Supplied records:
::::

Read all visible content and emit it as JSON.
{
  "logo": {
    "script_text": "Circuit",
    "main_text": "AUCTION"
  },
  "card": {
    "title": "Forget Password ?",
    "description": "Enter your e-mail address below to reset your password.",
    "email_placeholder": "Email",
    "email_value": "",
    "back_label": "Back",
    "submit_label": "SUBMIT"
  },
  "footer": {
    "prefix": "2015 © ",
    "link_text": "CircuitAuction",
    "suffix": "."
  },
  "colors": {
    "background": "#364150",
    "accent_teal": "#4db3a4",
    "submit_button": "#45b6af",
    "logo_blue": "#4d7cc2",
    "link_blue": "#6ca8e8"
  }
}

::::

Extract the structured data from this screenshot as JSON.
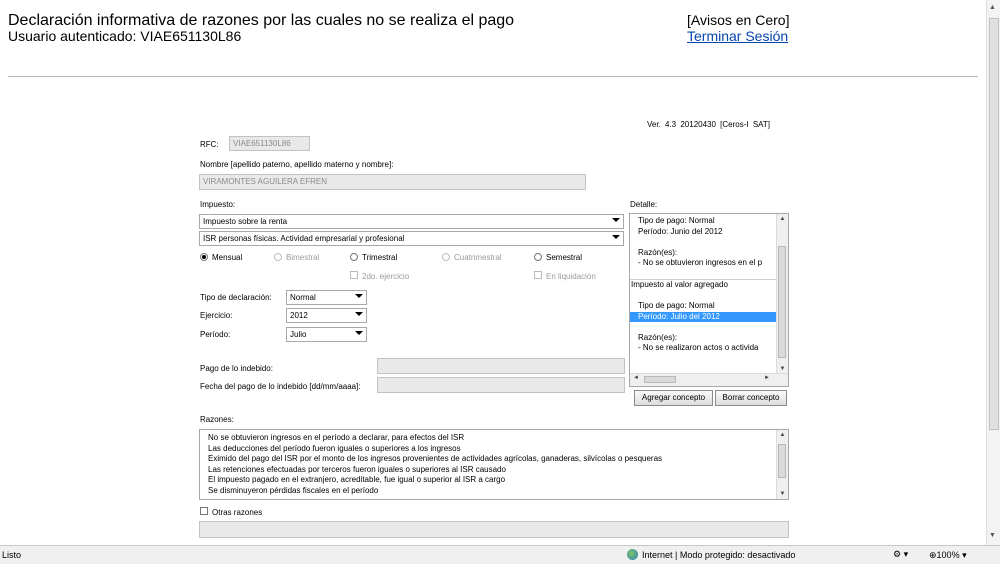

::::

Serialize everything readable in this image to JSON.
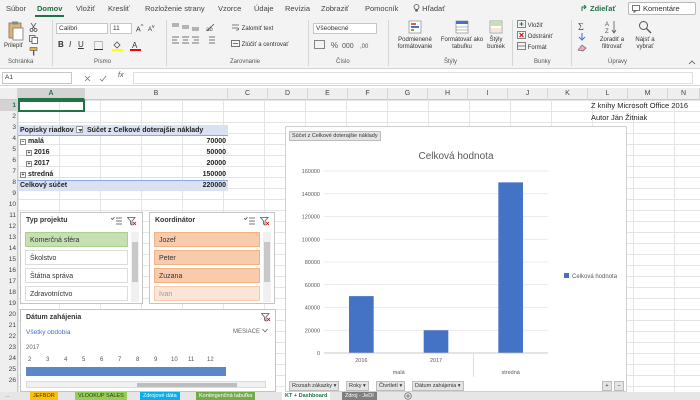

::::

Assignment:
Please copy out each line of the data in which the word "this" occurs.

Exercise response:
Extract the structured data from this screenshot as JSON.
Serialize everything readable in this image to JSON.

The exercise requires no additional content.